Fix it: Let your doctor know if a new drug is making your palms (or other parts of your body) unusually sweaty. You may be able to stop the perspiration problem by having your dosage adjusted or trying a different medication.
7. You Have an Infection
In rare cases, excessive sweating can be a sign of a serious bacterial infection such as tuberculosis or sepsis.
Tuberculosis, a lung infection, can also cause symptoms like long-term coughing, coughing up blood or mucus, chest pain and fatigue, per the Centers for Disease Control and Prevention.
Sepsis may be marked by sweating or clamminess as well as rapid heart rate, shortness of breath, extreme pain, fever or confusion, according to the NIH.
Fix it: Tuberculosis can cause major health complications and sepsis can be life-threatening, so both require immediate medical treatment. See your doctor as soon as you can for signs of tuberculosis and seek emergency medical attention for sepsis.

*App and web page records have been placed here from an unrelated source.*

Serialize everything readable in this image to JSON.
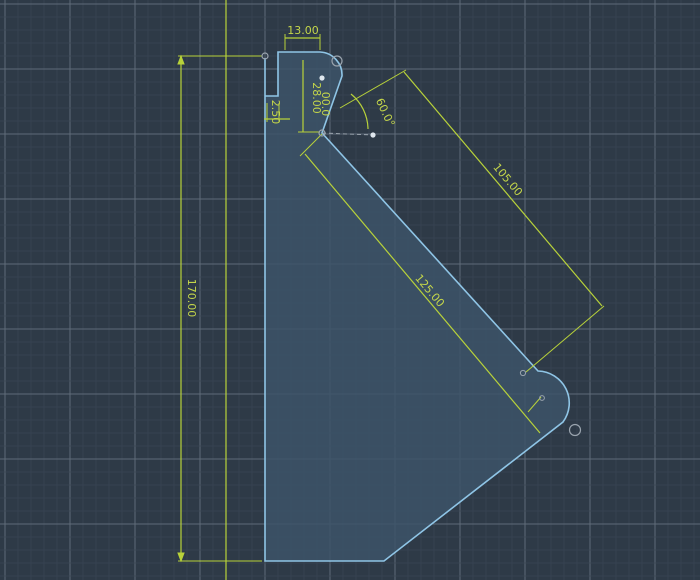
{
  "colors": {
    "background": "#2e3a47",
    "grid_minor": "#3a4654",
    "grid_major": "#5f6b78",
    "sketch_line": "#8fc5e6",
    "sketch_fill": "#3c5468",
    "dimension": "#b8d23a",
    "dimension_text": "#c4d64a",
    "construction": "#9aa4ae",
    "point": "#dfe7ee"
  },
  "dimensions": {
    "top_width": "13.00",
    "inner_depth": "28.00",
    "hole_offset": "00.0",
    "slot_width": "2.50",
    "angle": "60.0°",
    "diagonal_outer": "105.00",
    "diagonal_edge": "125.00",
    "total_height": "170.00"
  }
}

8. It's a Rare Condition
Sweaty palms often have a cause that's straightforward and easy to address. But in some causes, heavy palmar perspiration could be the result of a serious underlying problem such as malaria, certain neurologic conditions or some cancers, according to the Mayo Clinic.
Fix it: If your sweaty hands aren't explained by any of the above reasons, see your doctor, and let them know about any other symptoms you're having so they can run the proper tests and make a diagnosis.
When to See a Doctor for Sweaty Palms
Often it's possible to solve a sweaty palm problem on your own with lifestyle changes. But Dr. McMahan says you should see a board-certified dermatologist if:
- The excessive sweating isn't going away
- The sweating has changed in severity or frequency
- The sweating seems to occur almost exclusively at night
- Sweaty hands are affecting your daily routine or causing you social or emotional distress
Seek emergency medical attention if the sweating is accompanied by chest pain, nausea or lightheadedness.
"I often see patients for excessive sweating, and through a thorough workup I can help determine whether the hyperhidrosis is primary or secondary," Dr. McMahan says. "Often, optimizing management of an underlying condition or medication can improve the excessive sweating."
- Mayo Clinic: "Hyperhidrosis"
- Mayo Clinic: "Reactive hypoglycemia: What can I do?"
- Practical Diabetes: "Sweating in diabetes"
- National Center for Biotechnology Information: "Overactive thyroid: Overview"
- National Institutes of Health: "Hyperthyroidism"
- Mayo Clinic: "Hot flashes"
- National Institute on Aging: "Hot Flashes: What Can I Do?"
- International Hyperhidrosis Society: "Drugs/Medications Known to Cause Hyperhidrosis"
- Centers for Disease Control and Prevention: "Basic TB Facts"
- National Institutes of Health: "Sepsis"
- Mayo Clinic: "Excessive Sweating"
Is this an emergency? If you are experiencing serious medical symptoms, please see the National Library of Medicine’s list of signs you need emergency medical attention or call 911.